Have you ever watched a Star Wars movie without sound? Better yet, have you listened to a Star Wars movie without the picture? Neither experience is any fun. You also don’t get the full picture (pun intended). Now, translate that to a music video. Audio and video need as equal attention. To sacrifice one or slough one off as “good enough” does not serve justice to the other. I was fortunate enough to work with a production company that sought quality from both their audio and video teams. As a whole, we work well together. While the video team lacks expert audio knowledge, I am certainly not qualified to work the magic they do.
I’ve mentioned before the Leftover Salmon DVD I had been mixing. A couple weeks ago I spent the day with David Glasser at Airshow Mastering in Boulder mastering the final mixes for the project. Getting to listen to your work in another environment as incredible and his was a real treat. Even more uplifting were Mr. Glasser’s comments that he liked my mixes and noted he wasn’t changing them much at all. That’s praise coming from an award-winning mastering engineer.
Once the mastered mixes were finalized, both the surround and stereo versions were taken to the video production company and re-synched with the video. From there the authoring specialist worked his magic. He produced some reference DVD’s to verify everything was in order.

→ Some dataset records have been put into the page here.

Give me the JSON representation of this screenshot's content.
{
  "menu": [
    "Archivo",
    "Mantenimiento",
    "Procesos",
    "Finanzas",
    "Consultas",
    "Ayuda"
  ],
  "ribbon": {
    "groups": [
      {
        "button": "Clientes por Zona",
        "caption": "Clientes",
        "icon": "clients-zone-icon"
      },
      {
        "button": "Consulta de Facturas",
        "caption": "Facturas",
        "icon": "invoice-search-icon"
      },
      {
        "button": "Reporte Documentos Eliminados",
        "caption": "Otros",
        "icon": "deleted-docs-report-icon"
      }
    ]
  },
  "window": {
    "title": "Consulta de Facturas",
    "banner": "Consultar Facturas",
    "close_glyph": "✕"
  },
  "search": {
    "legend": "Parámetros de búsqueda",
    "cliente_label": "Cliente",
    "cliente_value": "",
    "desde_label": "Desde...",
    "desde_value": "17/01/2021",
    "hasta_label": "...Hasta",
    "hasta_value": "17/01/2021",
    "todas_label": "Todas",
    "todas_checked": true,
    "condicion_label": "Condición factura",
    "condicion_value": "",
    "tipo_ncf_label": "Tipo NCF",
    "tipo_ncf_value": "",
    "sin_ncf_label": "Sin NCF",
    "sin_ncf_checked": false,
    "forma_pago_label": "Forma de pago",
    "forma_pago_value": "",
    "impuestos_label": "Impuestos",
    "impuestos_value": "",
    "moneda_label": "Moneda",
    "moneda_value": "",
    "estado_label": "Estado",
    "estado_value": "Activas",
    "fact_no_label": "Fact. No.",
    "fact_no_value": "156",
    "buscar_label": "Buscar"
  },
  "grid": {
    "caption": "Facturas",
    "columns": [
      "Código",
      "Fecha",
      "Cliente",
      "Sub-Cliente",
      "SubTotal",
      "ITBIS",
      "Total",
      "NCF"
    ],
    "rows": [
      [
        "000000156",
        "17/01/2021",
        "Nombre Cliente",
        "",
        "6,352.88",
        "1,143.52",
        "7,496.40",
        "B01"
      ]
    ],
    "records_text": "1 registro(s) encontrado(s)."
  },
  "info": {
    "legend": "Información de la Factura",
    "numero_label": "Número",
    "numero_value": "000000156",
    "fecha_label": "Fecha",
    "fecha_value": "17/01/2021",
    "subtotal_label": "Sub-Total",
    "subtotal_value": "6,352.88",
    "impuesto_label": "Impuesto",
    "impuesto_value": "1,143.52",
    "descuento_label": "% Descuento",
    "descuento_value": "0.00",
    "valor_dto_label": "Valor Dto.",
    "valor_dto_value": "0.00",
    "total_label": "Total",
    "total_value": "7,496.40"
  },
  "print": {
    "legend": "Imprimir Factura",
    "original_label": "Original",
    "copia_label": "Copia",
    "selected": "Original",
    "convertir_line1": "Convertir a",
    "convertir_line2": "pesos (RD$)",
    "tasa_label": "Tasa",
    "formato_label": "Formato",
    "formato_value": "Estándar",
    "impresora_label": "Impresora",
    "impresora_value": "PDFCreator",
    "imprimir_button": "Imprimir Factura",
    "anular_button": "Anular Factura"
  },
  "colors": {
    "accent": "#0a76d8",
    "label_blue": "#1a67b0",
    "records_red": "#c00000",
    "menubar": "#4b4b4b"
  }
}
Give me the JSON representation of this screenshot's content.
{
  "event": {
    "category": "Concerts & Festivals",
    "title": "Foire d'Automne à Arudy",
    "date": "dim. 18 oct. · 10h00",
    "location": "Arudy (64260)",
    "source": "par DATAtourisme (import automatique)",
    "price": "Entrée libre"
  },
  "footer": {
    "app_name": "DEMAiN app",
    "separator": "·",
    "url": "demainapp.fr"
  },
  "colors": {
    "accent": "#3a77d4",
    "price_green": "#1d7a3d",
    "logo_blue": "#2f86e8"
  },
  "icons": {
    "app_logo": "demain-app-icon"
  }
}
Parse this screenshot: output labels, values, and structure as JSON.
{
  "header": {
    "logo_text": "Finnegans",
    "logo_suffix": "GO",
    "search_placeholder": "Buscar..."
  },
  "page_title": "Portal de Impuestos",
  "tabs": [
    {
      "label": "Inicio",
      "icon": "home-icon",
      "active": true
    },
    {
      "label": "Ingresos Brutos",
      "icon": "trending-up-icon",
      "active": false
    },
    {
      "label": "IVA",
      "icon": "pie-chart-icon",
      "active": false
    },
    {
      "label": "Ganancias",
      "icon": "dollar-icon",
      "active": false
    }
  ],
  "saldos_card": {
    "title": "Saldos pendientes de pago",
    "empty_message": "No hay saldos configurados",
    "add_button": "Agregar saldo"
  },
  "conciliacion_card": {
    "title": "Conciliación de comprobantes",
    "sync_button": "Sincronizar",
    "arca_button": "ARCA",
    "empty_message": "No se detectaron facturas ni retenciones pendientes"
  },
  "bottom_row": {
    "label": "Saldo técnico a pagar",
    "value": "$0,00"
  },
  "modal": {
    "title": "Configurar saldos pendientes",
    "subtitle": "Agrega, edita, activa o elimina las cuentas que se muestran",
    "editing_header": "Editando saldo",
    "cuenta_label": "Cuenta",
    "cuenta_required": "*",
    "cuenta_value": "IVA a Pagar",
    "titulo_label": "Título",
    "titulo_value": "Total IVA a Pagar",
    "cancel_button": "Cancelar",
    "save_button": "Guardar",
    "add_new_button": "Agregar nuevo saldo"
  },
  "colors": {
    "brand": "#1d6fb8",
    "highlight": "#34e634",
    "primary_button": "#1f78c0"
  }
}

On Tuesday last week I had just arrived in San Diego when I received the call the reference DVD’s were ready. Unfortunately, I wouldn’t be back for a week, so I had to decline my copy until I returned. David Glasser was kind enough to check it out and kept me in the loop. He discovered that while the surround mix was fine, the stereo mix was in mono! In their haste to complete the project, the video team had neglected to pan the left and right channels. Ooops! I’m glad David was thorough in his listening.
To add to the drama, I got a call Wednesday evening from the executive producers. Their mood was severely grim. They didn’t like my mixes. They thought the mandolin/electric guitar was too quiet and the keyboards too loud. Remembering these were panned opposite (hard left and right respectively), I asked if they had listened to the mixes on more than one system. They hadn’t. They had listened once through a Bose system in the living room of one producer.* I proposed they listen on another system and verify their results. I received an email later that evening with an attached list of each song, time stamps and suggestions for fixing the mixes. Some suggestions were as much as 3dB!
I did mention I was out of town, right? I wasn’t in a position to fix anything. Moreover, after authoring has taken place is not the time to make mixing alterations. It costs $1,000 every time a change is made to the authored DVD master.
Da, dada, daa! David Glasser to the rescue! He invited the producers to come and listen on his system the next day. They listened to both the reference DVD and mastering session. To the producer’s chagrin, everything sounded fine.
Understandably, they were concerned. They honestly thought what they were hearing was accurate. As engineers, we make all of our decisions based on what we hear. That’s why it’s imperative to have a good listening environment. If you need to bring a boom box to a studio or listen on laptop speakers, go for it. However, it is not wise to make mixing decisions based on laptop speakers. They just aren’t that accurate.
Since the producers were concerned, I was a little concerned. One of them is a talented live sound engineer. I trust his ear. To have him say he didn’t like my mix was little blow to my ego. But, I noticed the consistent remarks and remembered how I had panned each instrument. Additionally, if the mix was off by that much, a mastering engineer of Mr. Glasser’s caliber would have certainly picked up on it. I deferred judgment on myself until I had more evidence.
Happily, it turned out well. No further mixing required and everyone is happy. I think the experience was educational for everyone involved, including myself. It helps to keep a level head and think things through clearly and rationally. Thankfully, we have a team that agrees with that philosophy. The DVD has been corrected and is in production. Whew! Now I can let that little piece go.
I would also like to reiterate that audio and video people need to work together. None of us exist in a vacuum. There’s a little cultural phenom out in the world where audio and video people think they’re better than the other. A little animosity and ignorance created this rift. The fact is, we need each other. The technology is so complex now that not one person can master both disciplines. I sometimes have a hard time remembering key commands for my audio programs.
Can’t we all just get along?
Rock. Roll. Repeat.
* Let me rant a little on Bose. I dislike their products. They might be a fine company, but their products leave a lot to be desired. I’m further irritated by their successful campaign in convincing the masses that their products are superior. I think most audio engineers would agree with me on this.